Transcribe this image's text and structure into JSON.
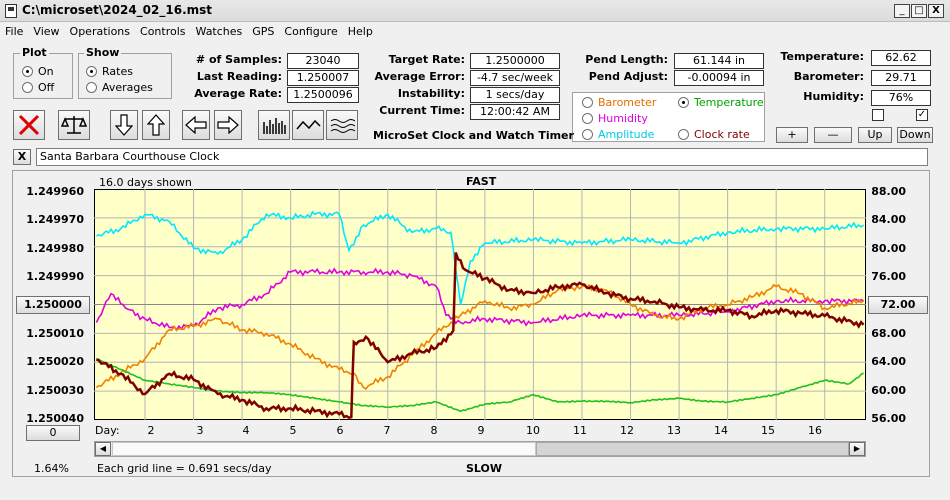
{
  "window": {
    "title": "C:\\microset\\2024_02_16.mst",
    "min": "_",
    "max": "□",
    "close": "X"
  },
  "menu": [
    "File",
    "View",
    "Operations",
    "Controls",
    "Watches",
    "GPS",
    "Configure",
    "Help"
  ],
  "plot_group": {
    "title": "Plot",
    "options": [
      "On",
      "Off"
    ],
    "selected": "On"
  },
  "show_group": {
    "title": "Show",
    "options": [
      "Rates",
      "Averages"
    ],
    "selected": "Rates"
  },
  "stats": {
    "samples_label": "# of Samples:",
    "samples": "23040",
    "last_reading_label": "Last Reading:",
    "last_reading": "1.250007",
    "average_rate_label": "Average Rate:",
    "average_rate": "1.2500096",
    "target_rate_label": "Target Rate:",
    "target_rate": "1.2500000",
    "average_error_label": "Average Error:",
    "average_error": "-4.7 sec/week",
    "instability_label": "Instability:",
    "instability": "1 secs/day",
    "current_time_label": "Current Time:",
    "current_time": "12:00:42 AM",
    "pend_length_label": "Pend Length:",
    "pend_length": "61.144 in",
    "pend_adjust_label": "Pend Adjust:",
    "pend_adjust": "-0.00094 in",
    "temperature_label": "Temperature:",
    "temperature": "62.62",
    "barometer_label": "Barometer:",
    "barometer": "29.71",
    "humidity_label": "Humidity:",
    "humidity": "76%"
  },
  "app_name": "MicroSet Clock and Watch Timer",
  "aux_options": [
    {
      "label": "Barometer",
      "color": "#e07000",
      "selected": false
    },
    {
      "label": "Temperature",
      "color": "#00a000",
      "selected": true
    },
    {
      "label": "Humidity",
      "color": "#e000e0",
      "selected": false
    },
    {
      "label": "Amplitude",
      "color": "#00c8e0",
      "selected": false
    },
    {
      "label": "Clock rate",
      "color": "#800000",
      "selected": false
    }
  ],
  "scale_buttons": [
    "+",
    "—",
    "Up",
    "Down"
  ],
  "checkboxes": [
    {
      "checked": false
    },
    {
      "checked": true
    }
  ],
  "description": {
    "close": "X",
    "value": "Santa Barbara Courthouse Clock"
  },
  "chart_data": {
    "type": "line",
    "top_label": "FAST",
    "bottom_label": "SLOW",
    "days_shown": "16.0 days shown",
    "grid_note": "Each grid line = 0.691 secs/day",
    "percent": "1.64%",
    "center_button": "1.250000",
    "right_center_button": "72.00",
    "zero_button": "0",
    "day_label": "Day:",
    "x_ticks": [
      "2",
      "3",
      "4",
      "5",
      "6",
      "7",
      "8",
      "9",
      "10",
      "11",
      "12",
      "13",
      "14",
      "15",
      "16"
    ],
    "y_left_ticks": [
      "1.249960",
      "1.249970",
      "1.249980",
      "1.249990",
      "1.250000",
      "1.250010",
      "1.250020",
      "1.250030",
      "1.250040"
    ],
    "y_right_ticks": [
      "88.00",
      "84.00",
      "80.00",
      "76.00",
      "72.00",
      "68.00",
      "64.00",
      "60.00",
      "56.00"
    ],
    "xlim": [
      0.95,
      16.85
    ],
    "ylim_left": [
      1.24996,
      1.25004
    ],
    "ylim_right": [
      56,
      88
    ],
    "series": [
      {
        "name": "Amplitude",
        "color": "#00e8ff",
        "axis": "right",
        "x": [
          1,
          1.5,
          2,
          2.5,
          3,
          3.5,
          4,
          4.5,
          5,
          5.5,
          6,
          6.2,
          6.5,
          7,
          7.5,
          8,
          8.3,
          8.5,
          8.7,
          9,
          10,
          11,
          12,
          13,
          14,
          15,
          16,
          16.8
        ],
        "y": [
          81.5,
          82.5,
          84.5,
          83.5,
          79.8,
          79.0,
          81.0,
          84.5,
          84.0,
          84.5,
          84.5,
          79.5,
          83.0,
          84.5,
          82.0,
          82.5,
          82.0,
          72.0,
          78.0,
          80.5,
          81.0,
          80.5,
          81.0,
          80.5,
          82.0,
          82.5,
          82.5,
          83.0
        ]
      },
      {
        "name": "Humidity",
        "color": "#e000e0",
        "axis": "right",
        "x": [
          1,
          1.3,
          1.6,
          2,
          2.5,
          3,
          3.5,
          4,
          4.5,
          5,
          5.5,
          6,
          6.5,
          7,
          7.5,
          8,
          8.2,
          8.5,
          9,
          10,
          11,
          12,
          13,
          14,
          15,
          16,
          16.8
        ],
        "y": [
          69.5,
          73.5,
          71.5,
          70.0,
          68.8,
          69.0,
          71.5,
          72.0,
          73.5,
          76.5,
          76.5,
          76.5,
          76.5,
          76.5,
          76.0,
          74.5,
          70.5,
          69.5,
          70.0,
          69.5,
          70.5,
          70.5,
          70.5,
          71.0,
          72.5,
          72.5,
          72.5
        ]
      },
      {
        "name": "Barometer",
        "color": "#f08000",
        "axis": "right",
        "x": [
          1,
          1.5,
          2,
          2.5,
          3,
          3.5,
          4,
          4.5,
          5,
          5.5,
          6,
          6.3,
          6.5,
          7,
          7.5,
          8,
          8.5,
          9,
          9.5,
          10,
          10.5,
          11,
          11.5,
          12,
          12.5,
          13,
          13.5,
          14,
          14.5,
          15,
          15.5,
          16,
          16.8
        ],
        "y": [
          60.5,
          62.5,
          64.5,
          68.5,
          69.0,
          70.0,
          68.5,
          68.0,
          66.5,
          64.5,
          63.0,
          62.5,
          60.5,
          62.0,
          65.0,
          68.0,
          70.5,
          72.5,
          71.5,
          72.0,
          74.0,
          74.5,
          74.0,
          72.0,
          70.5,
          70.0,
          71.5,
          72.0,
          73.0,
          74.5,
          73.5,
          71.5,
          72.5
        ]
      },
      {
        "name": "Temperature",
        "color": "#20c020",
        "axis": "right",
        "x": [
          1,
          1.5,
          2,
          2.5,
          3,
          3.5,
          4,
          4.5,
          5,
          5.5,
          6,
          6.5,
          7,
          7.5,
          8,
          8.5,
          9,
          9.5,
          10,
          10.5,
          11,
          11.5,
          12,
          12.5,
          13,
          13.5,
          14,
          14.5,
          15,
          15.5,
          16,
          16.5,
          16.8
        ],
        "y": [
          64.5,
          63.0,
          61.5,
          61.0,
          60.5,
          60.0,
          59.8,
          59.8,
          59.5,
          59.0,
          58.5,
          58.0,
          57.8,
          58.0,
          58.5,
          57.2,
          58.2,
          58.5,
          59.5,
          58.5,
          58.6,
          58.6,
          58.4,
          58.8,
          59.0,
          58.6,
          58.5,
          59.0,
          59.5,
          60.5,
          61.5,
          61.0,
          62.5
        ]
      },
      {
        "name": "Clock rate",
        "color": "#800000",
        "axis": "left",
        "x": [
          1,
          1.5,
          2,
          2.5,
          3,
          3.5,
          4,
          4.5,
          5,
          5.5,
          6,
          6.25,
          6.3,
          6.6,
          7,
          7.5,
          8,
          8.35,
          8.4,
          8.6,
          9,
          9.5,
          10,
          10.5,
          11,
          11.5,
          12,
          12.5,
          13,
          13.5,
          14,
          14.5,
          15,
          15.5,
          16,
          16.8
        ],
        "y": [
          1.250019,
          1.250024,
          1.250031,
          1.250024,
          1.250026,
          1.250031,
          1.250033,
          1.250036,
          1.250036,
          1.250037,
          1.250038,
          1.250039,
          1.250013,
          1.250012,
          1.25002,
          1.250017,
          1.250015,
          1.250009,
          1.249982,
          1.249988,
          1.249991,
          1.249995,
          1.249996,
          1.249994,
          1.249993,
          1.249996,
          1.249998,
          1.249999,
          1.250001,
          1.250002,
          1.250002,
          1.250004,
          1.250002,
          1.250003,
          1.250004,
          1.250007
        ]
      }
    ]
  }
}
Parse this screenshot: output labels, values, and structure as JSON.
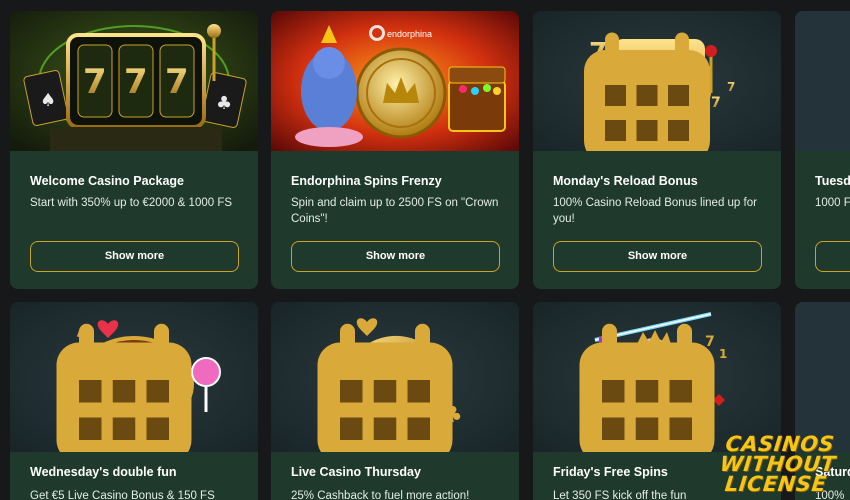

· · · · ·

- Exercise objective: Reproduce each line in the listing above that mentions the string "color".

- Response below:
      "color": "#e07000",
      "color": "#00a000",
      "color": "#e000e0",
      "color": "#00c8e0",
      "color": "#800000",
        "color": "#00e8ff",
        "color": "#e000e0",
        "color": "#f08000",
        "color": "#20c020",
        "color": "#800000",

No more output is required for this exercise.